• _PROMPT_:
Go through the records, and copy each line in which the string "icon" is present.

◇ ◇ ◇ ◇ ◇

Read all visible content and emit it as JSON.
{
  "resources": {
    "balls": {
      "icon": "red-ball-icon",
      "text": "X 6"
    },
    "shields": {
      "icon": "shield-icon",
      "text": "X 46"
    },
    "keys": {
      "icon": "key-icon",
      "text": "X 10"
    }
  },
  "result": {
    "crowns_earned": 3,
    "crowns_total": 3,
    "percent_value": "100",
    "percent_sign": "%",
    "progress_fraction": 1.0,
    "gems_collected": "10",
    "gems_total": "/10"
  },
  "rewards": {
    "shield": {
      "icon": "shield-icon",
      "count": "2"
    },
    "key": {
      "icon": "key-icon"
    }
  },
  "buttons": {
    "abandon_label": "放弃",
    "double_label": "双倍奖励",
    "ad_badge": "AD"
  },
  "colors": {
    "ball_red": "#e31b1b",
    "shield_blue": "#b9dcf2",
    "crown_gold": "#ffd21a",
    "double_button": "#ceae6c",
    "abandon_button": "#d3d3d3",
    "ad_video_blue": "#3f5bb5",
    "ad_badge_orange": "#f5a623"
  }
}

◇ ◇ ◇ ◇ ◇

• _SOLUTION TO THE PROBLEM_:
      "icon": "red-ball-icon",
      "icon": "shield-icon",
      "icon": "key-icon",
      "icon": "shield-icon",
      "icon": "key-icon"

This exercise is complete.